Reproduce the listing that follows with no differences at all.

:: MATERIAL TO PROCESS

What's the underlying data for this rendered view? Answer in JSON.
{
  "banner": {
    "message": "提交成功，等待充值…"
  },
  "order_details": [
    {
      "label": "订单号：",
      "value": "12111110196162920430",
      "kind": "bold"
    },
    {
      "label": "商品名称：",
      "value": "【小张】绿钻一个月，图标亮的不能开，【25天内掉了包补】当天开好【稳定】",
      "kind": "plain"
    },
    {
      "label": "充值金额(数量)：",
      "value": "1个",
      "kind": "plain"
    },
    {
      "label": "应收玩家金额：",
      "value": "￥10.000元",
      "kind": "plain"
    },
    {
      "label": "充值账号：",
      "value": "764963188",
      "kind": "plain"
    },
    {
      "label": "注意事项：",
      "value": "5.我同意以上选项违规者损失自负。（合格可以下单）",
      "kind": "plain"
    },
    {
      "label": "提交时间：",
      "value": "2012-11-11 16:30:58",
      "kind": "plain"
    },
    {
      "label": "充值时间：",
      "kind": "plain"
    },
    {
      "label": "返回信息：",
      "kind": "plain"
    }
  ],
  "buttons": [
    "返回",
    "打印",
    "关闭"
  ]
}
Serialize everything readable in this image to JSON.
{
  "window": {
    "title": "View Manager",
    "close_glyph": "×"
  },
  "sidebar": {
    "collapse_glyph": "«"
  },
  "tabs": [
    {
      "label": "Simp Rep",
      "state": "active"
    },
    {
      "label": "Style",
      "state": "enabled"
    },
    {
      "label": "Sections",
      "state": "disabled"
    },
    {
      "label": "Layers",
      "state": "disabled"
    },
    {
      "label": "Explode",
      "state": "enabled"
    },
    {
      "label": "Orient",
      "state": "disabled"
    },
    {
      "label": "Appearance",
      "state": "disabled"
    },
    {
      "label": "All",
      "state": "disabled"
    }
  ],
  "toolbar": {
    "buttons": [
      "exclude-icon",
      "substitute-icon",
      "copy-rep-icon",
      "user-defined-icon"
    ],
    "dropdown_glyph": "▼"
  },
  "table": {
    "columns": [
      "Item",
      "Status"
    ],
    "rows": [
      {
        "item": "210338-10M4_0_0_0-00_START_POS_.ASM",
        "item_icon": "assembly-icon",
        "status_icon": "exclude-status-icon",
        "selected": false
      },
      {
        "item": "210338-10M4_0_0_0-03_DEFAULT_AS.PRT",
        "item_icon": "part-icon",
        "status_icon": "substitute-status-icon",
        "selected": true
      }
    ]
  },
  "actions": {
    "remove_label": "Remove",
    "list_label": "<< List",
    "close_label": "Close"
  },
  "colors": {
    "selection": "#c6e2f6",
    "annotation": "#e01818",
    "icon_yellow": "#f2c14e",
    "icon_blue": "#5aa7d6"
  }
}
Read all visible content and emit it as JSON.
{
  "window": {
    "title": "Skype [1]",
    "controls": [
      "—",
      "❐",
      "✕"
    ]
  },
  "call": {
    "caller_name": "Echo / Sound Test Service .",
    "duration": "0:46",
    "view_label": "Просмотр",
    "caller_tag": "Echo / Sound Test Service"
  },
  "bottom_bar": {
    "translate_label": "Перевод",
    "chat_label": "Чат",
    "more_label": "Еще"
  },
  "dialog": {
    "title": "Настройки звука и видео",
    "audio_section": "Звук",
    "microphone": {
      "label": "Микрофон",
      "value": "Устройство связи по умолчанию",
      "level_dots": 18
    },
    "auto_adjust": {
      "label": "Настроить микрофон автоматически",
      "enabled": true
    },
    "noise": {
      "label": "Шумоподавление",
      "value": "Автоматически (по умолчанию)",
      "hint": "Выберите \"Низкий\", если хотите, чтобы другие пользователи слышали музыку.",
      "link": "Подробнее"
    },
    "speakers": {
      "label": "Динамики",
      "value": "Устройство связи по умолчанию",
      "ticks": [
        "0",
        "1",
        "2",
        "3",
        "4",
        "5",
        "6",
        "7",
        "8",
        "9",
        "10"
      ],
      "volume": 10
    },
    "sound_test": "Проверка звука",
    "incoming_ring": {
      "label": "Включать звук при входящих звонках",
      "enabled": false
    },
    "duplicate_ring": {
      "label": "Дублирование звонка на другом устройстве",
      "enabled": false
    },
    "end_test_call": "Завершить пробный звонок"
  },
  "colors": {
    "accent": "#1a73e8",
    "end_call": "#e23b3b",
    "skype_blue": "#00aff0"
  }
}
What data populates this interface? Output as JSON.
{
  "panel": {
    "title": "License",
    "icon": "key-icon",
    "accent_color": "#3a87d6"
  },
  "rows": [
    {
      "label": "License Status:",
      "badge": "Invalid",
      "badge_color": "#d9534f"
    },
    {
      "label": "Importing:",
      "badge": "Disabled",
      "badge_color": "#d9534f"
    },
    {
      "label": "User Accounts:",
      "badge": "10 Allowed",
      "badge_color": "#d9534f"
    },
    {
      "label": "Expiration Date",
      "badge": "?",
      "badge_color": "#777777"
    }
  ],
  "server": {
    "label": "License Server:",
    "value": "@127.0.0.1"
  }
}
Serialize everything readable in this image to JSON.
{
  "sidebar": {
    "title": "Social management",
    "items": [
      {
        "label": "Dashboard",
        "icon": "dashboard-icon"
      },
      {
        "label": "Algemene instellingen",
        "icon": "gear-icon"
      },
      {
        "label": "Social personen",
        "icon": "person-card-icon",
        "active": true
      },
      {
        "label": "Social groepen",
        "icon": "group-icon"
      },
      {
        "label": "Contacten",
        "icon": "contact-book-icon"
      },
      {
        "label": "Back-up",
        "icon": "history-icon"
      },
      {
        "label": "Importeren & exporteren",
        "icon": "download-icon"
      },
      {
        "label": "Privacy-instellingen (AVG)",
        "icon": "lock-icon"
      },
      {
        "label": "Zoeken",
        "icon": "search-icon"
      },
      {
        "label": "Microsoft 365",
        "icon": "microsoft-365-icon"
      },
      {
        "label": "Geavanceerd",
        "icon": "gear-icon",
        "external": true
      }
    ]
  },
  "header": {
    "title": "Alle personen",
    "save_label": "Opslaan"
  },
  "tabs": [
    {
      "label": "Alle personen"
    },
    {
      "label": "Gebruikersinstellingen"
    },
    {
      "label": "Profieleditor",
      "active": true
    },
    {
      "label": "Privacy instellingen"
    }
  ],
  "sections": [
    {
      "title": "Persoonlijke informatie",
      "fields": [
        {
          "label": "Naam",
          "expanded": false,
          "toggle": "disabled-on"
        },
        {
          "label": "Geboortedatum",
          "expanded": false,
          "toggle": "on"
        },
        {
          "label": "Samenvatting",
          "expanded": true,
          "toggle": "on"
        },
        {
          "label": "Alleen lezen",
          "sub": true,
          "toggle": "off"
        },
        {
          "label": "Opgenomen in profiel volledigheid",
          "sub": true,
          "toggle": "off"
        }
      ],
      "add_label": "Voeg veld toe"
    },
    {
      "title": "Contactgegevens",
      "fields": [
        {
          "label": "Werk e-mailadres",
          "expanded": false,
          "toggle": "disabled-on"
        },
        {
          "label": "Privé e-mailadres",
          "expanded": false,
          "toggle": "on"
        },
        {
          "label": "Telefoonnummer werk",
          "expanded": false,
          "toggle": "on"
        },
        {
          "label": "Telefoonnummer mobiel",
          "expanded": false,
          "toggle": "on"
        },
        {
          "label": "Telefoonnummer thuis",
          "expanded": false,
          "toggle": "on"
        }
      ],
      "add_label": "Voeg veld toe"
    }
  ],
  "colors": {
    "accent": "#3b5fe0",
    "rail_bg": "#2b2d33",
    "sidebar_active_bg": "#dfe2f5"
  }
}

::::

• **SOLUTION TO THIS TASK**
What's the underlying data for this rendered view? Answer in JSON.
{
  "banner": {
    "message": "提交成功，等待充值…"
  },
  "order_details": [
    {
      "label": "订单号：",
      "value": "12111110196162920430",
      "kind": "bold"
    },
    {
      "label": "商品名称：",
      "value": "【小张】绿钻一个月，图标亮的不能开，【25天内掉了包补】当天开好【稳定】",
      "kind": "plain"
    },
    {
      "label": "充值金额(数量)：",
      "value": "1个",
      "kind": "plain"
    },
    {
      "label": "应收玩家金额：",
      "value": "￥10.000元",
      "kind": "plain"
    },
    {
      "label": "充值账号：",
      "value": "764963188",
      "kind": "plain"
    },
    {
      "label": "注意事项：",
      "value": "5.我同意以上选项违规者损失自负。（合格可以下单）",
      "kind": "plain"
    },
    {
      "label": "提交时间：",
      "value": "2012-11-11 16:30:58",
      "kind": "plain"
    },
    {
      "label": "充值时间：",
      "kind": "plain"
    },
    {
      "label": "返回信息：",
      "kind": "plain"
    }
  ],
  "buttons": [
    "返回",
    "打印",
    "关闭"
  ]
}
Serialize everything readable in this image to JSON.
{
  "window": {
    "title": "View Manager",
    "close_glyph": "×"
  },
  "sidebar": {
    "collapse_glyph": "«"
  },
  "tabs": [
    {
      "label": "Simp Rep",
      "state": "active"
    },
    {
      "label": "Style",
      "state": "enabled"
    },
    {
      "label": "Sections",
      "state": "disabled"
    },
    {
      "label": "Layers",
      "state": "disabled"
    },
    {
      "label": "Explode",
      "state": "enabled"
    },
    {
      "label": "Orient",
      "state": "disabled"
    },
    {
      "label": "Appearance",
      "state": "disabled"
    },
    {
      "label": "All",
      "state": "disabled"
    }
  ],
  "toolbar": {
    "buttons": [
      "exclude-icon",
      "substitute-icon",
      "copy-rep-icon",
      "user-defined-icon"
    ],
    "dropdown_glyph": "▼"
  },
  "table": {
    "columns": [
      "Item",
      "Status"
    ],
    "rows": [
      {
        "item": "210338-10M4_0_0_0-00_START_POS_.ASM",
        "item_icon": "assembly-icon",
        "status_icon": "exclude-status-icon",
        "selected": false
      },
      {
        "item": "210338-10M4_0_0_0-03_DEFAULT_AS.PRT",
        "item_icon": "part-icon",
        "status_icon": "substitute-status-icon",
        "selected": true
      }
    ]
  },
  "actions": {
    "remove_label": "Remove",
    "list_label": "<< List",
    "close_label": "Close"
  },
  "colors": {
    "selection": "#c6e2f6",
    "annotation": "#e01818",
    "icon_yellow": "#f2c14e",
    "icon_blue": "#5aa7d6"
  }
}
Read all visible content and emit it as JSON.
{
  "window": {
    "title": "Skype [1]",
    "controls": [
      "—",
      "❐",
      "✕"
    ]
  },
  "call": {
    "caller_name": "Echo / Sound Test Service .",
    "duration": "0:46",
    "view_label": "Просмотр",
    "caller_tag": "Echo / Sound Test Service"
  },
  "bottom_bar": {
    "translate_label": "Перевод",
    "chat_label": "Чат",
    "more_label": "Еще"
  },
  "dialog": {
    "title": "Настройки звука и видео",
    "audio_section": "Звук",
    "microphone": {
      "label": "Микрофон",
      "value": "Устройство связи по умолчанию",
      "level_dots": 18
    },
    "auto_adjust": {
      "label": "Настроить микрофон автоматически",
      "enabled": true
    },
    "noise": {
      "label": "Шумоподавление",
      "value": "Автоматически (по умолчанию)",
      "hint": "Выберите \"Низкий\", если хотите, чтобы другие пользователи слышали музыку.",
      "link": "Подробнее"
    },
    "speakers": {
      "label": "Динамики",
      "value": "Устройство связи по умолчанию",
      "ticks": [
        "0",
        "1",
        "2",
        "3",
        "4",
        "5",
        "6",
        "7",
        "8",
        "9",
        "10"
      ],
      "volume": 10
    },
    "sound_test": "Проверка звука",
    "incoming_ring": {
      "label": "Включать звук при входящих звонках",
      "enabled": false
    },
    "duplicate_ring": {
      "label": "Дублирование звонка на другом устройстве",
      "enabled": false
    },
    "end_test_call": "Завершить пробный звонок"
  },
  "colors": {
    "accent": "#1a73e8",
    "end_call": "#e23b3b",
    "skype_blue": "#00aff0"
  }
}
What data populates this interface? Output as JSON.
{
  "panel": {
    "title": "License",
    "icon": "key-icon",
    "accent_color": "#3a87d6"
  },
  "rows": [
    {
      "label": "License Status:",
      "badge": "Invalid",
      "badge_color": "#d9534f"
    },
    {
      "label": "Importing:",
      "badge": "Disabled",
      "badge_color": "#d9534f"
    },
    {
      "label": "User Accounts:",
      "badge": "10 Allowed",
      "badge_color": "#d9534f"
    },
    {
      "label": "Expiration Date",
      "badge": "?",
      "badge_color": "#777777"
    }
  ],
  "server": {
    "label": "License Server:",
    "value": "@127.0.0.1"
  }
}
Serialize everything readable in this image to JSON.
{
  "sidebar": {
    "title": "Social management",
    "items": [
      {
        "label": "Dashboard",
        "icon": "dashboard-icon"
      },
      {
        "label": "Algemene instellingen",
        "icon": "gear-icon"
      },
      {
        "label": "Social personen",
        "icon": "person-card-icon",
        "active": true
      },
      {
        "label": "Social groepen",
        "icon": "group-icon"
      },
      {
        "label": "Contacten",
        "icon": "contact-book-icon"
      },
      {
        "label": "Back-up",
        "icon": "history-icon"
      },
      {
        "label": "Importeren & exporteren",
        "icon": "download-icon"
      },
      {
        "label": "Privacy-instellingen (AVG)",
        "icon": "lock-icon"
      },
      {
        "label": "Zoeken",
        "icon": "search-icon"
      },
      {
        "label": "Microsoft 365",
        "icon": "microsoft-365-icon"
      },
      {
        "label": "Geavanceerd",
        "icon": "gear-icon",
        "external": true
      }
    ]
  },
  "header": {
    "title": "Alle personen",
    "save_label": "Opslaan"
  },
  "tabs": [
    {
      "label": "Alle personen"
    },
    {
      "label": "Gebruikersinstellingen"
    },
    {
      "label": "Profieleditor",
      "active": true
    },
    {
      "label": "Privacy instellingen"
    }
  ],
  "sections": [
    {
      "title": "Persoonlijke informatie",
      "fields": [
        {
          "label": "Naam",
          "expanded": false,
          "toggle": "disabled-on"
        },
        {
          "label": "Geboortedatum",
          "expanded": false,
          "toggle": "on"
        },
        {
          "label": "Samenvatting",
          "expanded": true,
          "toggle": "on"
        },
        {
          "label": "Alleen lezen",
          "sub": true,
          "toggle": "off"
        },
        {
          "label": "Opgenomen in profiel volledigheid",
          "sub": true,
          "toggle": "off"
        }
      ],
      "add_label": "Voeg veld toe"
    },
    {
      "title": "Contactgegevens",
      "fields": [
        {
          "label": "Werk e-mailadres",
          "expanded": false,
          "toggle": "disabled-on"
        },
        {
          "label": "Privé e-mailadres",
          "expanded": false,
          "toggle": "on"
        },
        {
          "label": "Telefoonnummer werk",
          "expanded": false,
          "toggle": "on"
        },
        {
          "label": "Telefoonnummer mobiel",
          "expanded": false,
          "toggle": "on"
        },
        {
          "label": "Telefoonnummer thuis",
          "expanded": false,
          "toggle": "on"
        }
      ],
      "add_label": "Voeg veld toe"
    }
  ],
  "colors": {
    "accent": "#3b5fe0",
    "rail_bg": "#2b2d33",
    "sidebar_active_bg": "#dfe2f5"
  }
}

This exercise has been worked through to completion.